Let’s repeat the story above, because it’s important. I have a friend who told me that, because she co-slept, she couldn’t distinguish a sleep regression from a regular night. Because she slept through it all.
Oh, and a quick note – what does co-sleeping “the right way” even mean? As long as your family is safe, everyone gets the sleep they need, and your doctor’s on board, my sleeping habits are none of your business. And yours are none of my business. Rested is best, y’all.
Myth #4: You must have done something to trigger that sleep problem.
I’ve been accused of eating the wrong foods, keeping baby up too late, and putting my kids to bed too early. Obviously – it must be my fault.
Fact: It’s not your fault.
Only, it’s not my fault. And it’s definitely not your fault, either. Sleep regressions are triggered when baby hits a developmental milestone. Those milestones are a natural progression – they’re part of growing up. They’re nobody’s fault. So remind yourself of that, and kiss the mom guilt goodbye.Sleep Regression Myth #1: they aren't real and you're being dramatic. FACT: they are real, they suck, and here's what you can do about it.Click To Tweet
Myth #5: Just use this schedule to know when the next regression will happen – and prevent it!
Anyone who says they’ve got the exact, perfect schedule to a regression is probably trying to sell you some snake oil.
Fact: That schedule is a guideline – not a Holy Grail.
The fact is, milestones develop and occur at different paces for each child.
- Sitting up on their own? Generally at 6 months. My kids were so chunky as babies that it was closer to 7 months.
- Crawling can be anywhere from 6 months to 15 months or not at all.
- Walking can be anywhere from 9 months on. My kids were 12-13 months before they walked.
Those milestones timelines are guidelines. They’re not hard-and-fast rules.
Myth #6: Your baby will hit a regression with every milestone.
Moms and dads beware: any time your child learns something new, they’re going to have a sleep regression and you will rue the day you conceived that child!
Um, no. That’s not how it works.
Fact: Every baby is different – and you won’t know what’s going to happen until it does.
I think one of my kids may have missed one of the typical sleep regressions. Maybe. My kids happened to hit most of them – and I’m still recovering from 7 years of sleep deprivation, so I don’t remember which ones we skipped.
Myth #7: Your baby will never sleep again.
When a sleep regression hits and suddenly baby is up every 20 minutes (or so), it feels like sleep is officially off the schedule. Forever.
Fact: Regressions don’t last forever – maybe a couple of weeks. But you can shorten them with the right toolset.

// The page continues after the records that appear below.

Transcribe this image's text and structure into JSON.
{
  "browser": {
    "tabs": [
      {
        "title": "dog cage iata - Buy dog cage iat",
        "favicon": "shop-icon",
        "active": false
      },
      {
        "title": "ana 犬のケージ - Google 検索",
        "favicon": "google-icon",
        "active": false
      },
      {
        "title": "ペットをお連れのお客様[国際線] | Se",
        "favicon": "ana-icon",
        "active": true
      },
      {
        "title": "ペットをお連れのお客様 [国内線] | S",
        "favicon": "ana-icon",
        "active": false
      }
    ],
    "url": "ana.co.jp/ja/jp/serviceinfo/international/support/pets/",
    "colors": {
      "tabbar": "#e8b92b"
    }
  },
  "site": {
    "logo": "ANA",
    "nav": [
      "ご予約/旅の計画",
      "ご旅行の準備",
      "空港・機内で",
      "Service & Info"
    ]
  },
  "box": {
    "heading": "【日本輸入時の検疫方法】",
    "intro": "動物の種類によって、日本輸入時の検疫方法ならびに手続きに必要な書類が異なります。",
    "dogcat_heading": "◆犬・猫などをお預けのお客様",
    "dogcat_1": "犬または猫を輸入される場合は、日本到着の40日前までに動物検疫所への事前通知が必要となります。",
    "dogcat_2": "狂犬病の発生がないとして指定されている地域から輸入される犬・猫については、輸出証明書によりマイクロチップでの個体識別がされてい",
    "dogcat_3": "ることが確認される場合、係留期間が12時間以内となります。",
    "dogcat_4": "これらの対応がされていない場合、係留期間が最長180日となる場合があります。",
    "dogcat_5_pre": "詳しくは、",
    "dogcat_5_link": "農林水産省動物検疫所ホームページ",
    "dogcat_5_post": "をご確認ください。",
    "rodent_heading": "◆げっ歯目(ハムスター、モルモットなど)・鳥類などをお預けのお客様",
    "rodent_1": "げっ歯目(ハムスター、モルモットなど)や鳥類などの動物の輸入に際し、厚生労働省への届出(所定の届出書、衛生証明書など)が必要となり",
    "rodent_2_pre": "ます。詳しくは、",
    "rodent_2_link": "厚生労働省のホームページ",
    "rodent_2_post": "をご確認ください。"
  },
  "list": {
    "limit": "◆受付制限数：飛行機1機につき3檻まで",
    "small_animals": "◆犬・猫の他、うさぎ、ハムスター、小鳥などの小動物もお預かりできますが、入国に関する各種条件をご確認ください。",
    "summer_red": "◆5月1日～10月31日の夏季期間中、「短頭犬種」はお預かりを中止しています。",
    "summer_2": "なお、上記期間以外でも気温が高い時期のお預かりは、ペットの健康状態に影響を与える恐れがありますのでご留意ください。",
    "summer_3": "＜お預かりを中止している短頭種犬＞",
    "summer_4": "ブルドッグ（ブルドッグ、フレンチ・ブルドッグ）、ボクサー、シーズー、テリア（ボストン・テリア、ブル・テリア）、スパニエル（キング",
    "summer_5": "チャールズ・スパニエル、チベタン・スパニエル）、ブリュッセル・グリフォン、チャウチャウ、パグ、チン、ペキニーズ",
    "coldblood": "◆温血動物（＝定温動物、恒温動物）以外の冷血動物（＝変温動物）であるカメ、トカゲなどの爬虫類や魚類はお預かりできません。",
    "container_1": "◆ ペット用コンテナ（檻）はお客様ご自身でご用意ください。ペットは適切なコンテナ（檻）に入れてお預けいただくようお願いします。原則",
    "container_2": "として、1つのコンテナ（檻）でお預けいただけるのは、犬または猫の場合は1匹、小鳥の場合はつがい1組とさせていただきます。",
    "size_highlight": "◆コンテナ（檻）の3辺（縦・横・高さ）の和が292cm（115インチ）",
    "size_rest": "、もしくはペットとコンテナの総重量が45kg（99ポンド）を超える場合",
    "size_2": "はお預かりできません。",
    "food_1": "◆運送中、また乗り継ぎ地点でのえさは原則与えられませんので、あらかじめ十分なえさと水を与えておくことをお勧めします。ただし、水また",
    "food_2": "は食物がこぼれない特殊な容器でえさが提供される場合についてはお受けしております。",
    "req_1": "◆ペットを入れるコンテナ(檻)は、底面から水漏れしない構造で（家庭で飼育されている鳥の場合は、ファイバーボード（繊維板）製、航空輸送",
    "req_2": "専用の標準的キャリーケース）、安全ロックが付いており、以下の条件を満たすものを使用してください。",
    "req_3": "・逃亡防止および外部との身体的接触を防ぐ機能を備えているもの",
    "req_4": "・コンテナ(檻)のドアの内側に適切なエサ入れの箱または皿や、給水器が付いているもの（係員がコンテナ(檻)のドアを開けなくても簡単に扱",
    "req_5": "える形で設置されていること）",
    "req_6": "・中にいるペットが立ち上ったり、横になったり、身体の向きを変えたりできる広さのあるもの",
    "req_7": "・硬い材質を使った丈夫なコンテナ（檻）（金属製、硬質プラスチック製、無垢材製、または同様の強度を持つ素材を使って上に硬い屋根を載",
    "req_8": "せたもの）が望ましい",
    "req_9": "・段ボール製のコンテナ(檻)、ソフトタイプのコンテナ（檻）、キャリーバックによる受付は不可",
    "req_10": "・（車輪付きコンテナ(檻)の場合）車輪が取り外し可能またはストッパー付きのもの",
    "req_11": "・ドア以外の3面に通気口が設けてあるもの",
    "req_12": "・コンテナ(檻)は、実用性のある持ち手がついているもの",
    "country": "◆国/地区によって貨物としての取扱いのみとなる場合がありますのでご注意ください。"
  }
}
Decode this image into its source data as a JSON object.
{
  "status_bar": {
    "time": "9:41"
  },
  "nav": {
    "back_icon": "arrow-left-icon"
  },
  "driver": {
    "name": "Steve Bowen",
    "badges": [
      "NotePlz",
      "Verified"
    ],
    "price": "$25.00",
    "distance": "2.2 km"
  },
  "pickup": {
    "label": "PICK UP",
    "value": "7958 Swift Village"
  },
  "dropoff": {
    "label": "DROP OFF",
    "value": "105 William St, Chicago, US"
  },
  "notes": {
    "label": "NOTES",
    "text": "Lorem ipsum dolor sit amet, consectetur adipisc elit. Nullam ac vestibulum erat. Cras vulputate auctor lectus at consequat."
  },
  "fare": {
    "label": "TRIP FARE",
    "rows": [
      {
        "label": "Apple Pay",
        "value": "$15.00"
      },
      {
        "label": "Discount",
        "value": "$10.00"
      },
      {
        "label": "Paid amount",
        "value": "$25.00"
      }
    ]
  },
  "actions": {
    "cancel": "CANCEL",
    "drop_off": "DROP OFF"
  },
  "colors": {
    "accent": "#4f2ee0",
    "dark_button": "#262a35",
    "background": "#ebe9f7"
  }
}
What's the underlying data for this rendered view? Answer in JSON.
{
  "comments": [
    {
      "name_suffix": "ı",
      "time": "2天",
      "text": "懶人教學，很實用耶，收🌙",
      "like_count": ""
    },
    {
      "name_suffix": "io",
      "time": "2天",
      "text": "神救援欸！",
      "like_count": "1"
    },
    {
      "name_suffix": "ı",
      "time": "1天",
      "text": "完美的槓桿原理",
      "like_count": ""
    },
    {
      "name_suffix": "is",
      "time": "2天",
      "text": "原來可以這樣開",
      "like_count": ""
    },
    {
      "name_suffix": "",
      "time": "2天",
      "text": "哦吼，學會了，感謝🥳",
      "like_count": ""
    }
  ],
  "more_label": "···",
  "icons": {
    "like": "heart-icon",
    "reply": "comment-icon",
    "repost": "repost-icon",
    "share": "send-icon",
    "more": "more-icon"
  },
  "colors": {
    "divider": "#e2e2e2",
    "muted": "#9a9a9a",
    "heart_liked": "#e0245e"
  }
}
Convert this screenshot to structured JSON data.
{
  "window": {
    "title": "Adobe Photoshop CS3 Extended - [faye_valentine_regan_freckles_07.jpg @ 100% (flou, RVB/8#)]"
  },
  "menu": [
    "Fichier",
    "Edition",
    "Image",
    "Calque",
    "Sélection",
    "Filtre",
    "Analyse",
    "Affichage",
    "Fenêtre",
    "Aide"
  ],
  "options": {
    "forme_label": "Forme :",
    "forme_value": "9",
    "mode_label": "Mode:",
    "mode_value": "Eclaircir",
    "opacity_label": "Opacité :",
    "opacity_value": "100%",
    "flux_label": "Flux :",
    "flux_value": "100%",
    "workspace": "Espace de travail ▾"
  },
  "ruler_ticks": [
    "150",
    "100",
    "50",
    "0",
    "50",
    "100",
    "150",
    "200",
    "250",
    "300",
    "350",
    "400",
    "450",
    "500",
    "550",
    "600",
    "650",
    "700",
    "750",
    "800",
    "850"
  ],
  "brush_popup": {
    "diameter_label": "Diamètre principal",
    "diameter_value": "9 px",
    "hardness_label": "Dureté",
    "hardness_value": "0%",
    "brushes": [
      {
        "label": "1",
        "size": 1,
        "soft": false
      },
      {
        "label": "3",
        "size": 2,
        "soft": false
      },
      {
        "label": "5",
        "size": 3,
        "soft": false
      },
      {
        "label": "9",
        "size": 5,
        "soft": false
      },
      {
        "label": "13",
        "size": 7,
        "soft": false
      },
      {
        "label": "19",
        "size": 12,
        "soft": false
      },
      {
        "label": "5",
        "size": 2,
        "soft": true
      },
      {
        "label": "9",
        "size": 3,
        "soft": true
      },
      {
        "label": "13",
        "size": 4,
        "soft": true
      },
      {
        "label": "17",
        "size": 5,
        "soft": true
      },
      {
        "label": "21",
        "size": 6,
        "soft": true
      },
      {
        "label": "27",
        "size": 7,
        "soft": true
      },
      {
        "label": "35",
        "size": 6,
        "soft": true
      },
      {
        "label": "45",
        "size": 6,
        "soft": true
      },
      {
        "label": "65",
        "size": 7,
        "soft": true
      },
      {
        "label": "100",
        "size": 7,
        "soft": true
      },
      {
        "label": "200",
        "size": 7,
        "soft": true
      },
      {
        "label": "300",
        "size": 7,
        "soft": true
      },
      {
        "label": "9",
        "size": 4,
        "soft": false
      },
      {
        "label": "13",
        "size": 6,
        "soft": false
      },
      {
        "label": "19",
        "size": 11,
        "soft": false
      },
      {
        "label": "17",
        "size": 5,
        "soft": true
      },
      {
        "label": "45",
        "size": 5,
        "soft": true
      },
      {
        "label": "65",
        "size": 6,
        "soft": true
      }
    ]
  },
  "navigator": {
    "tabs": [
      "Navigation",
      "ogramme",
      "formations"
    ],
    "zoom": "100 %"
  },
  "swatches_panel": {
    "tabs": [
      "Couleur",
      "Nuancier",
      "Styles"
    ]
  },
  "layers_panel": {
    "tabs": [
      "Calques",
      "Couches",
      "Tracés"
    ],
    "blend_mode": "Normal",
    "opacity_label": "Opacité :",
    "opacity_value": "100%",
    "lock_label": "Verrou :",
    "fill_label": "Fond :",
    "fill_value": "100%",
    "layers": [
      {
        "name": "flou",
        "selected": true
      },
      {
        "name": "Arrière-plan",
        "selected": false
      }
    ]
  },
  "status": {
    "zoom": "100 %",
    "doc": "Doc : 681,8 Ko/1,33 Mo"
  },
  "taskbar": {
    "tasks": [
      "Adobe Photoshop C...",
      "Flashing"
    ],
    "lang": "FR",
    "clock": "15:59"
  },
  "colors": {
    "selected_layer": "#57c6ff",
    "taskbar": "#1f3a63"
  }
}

Thankfully, they don’t last forever. They typically last anywhere from a few nights to a few weeks. Most sleep gurus agree that if it’s lasting longer than a month, it’s time to consult your doctor. Because it couldd be something else by then!
With our kids, a sleep regression usually lasted up to a week. And by our fourth kid, we’ve learned a whole lot of tricks, tips, and hacks to help those sleep regressions get cut down to as little as 1-2 nights. What’s our secret? It’s all in the bedtime, y’all.
More Info on Sleep Regressions:
- Surviving Sleep Regressions and Sleep Disturbances
- How to Survive the 11 Month Old Sleep Regression
- Sleep Regressions: Fact or Myth?
- 7 Myths About Sleep Regressions You Can Put to Bed
My Must-Have Sleep Resources:
- Say Goodnight to Sleep Regressions: the Ultimate Bedtime Checklist
- Wondering if it’s a sleep regression? Check it with this Free Sleep Assessment
- Helping Our Kids Sleep Better: a Sleep Regression Support Group
You’ll Also Love:
- How to Get an Overtired 11-Month-Old to Sleep
- How to Survive the 11 Month Old Sleep Regression
- 7 Ways to Survive A Sleep Regression at Any Age
- How to Handle a Nap Regression (at any age)
- Guess What? Sometimes a Baby Sleep Regression Just Happens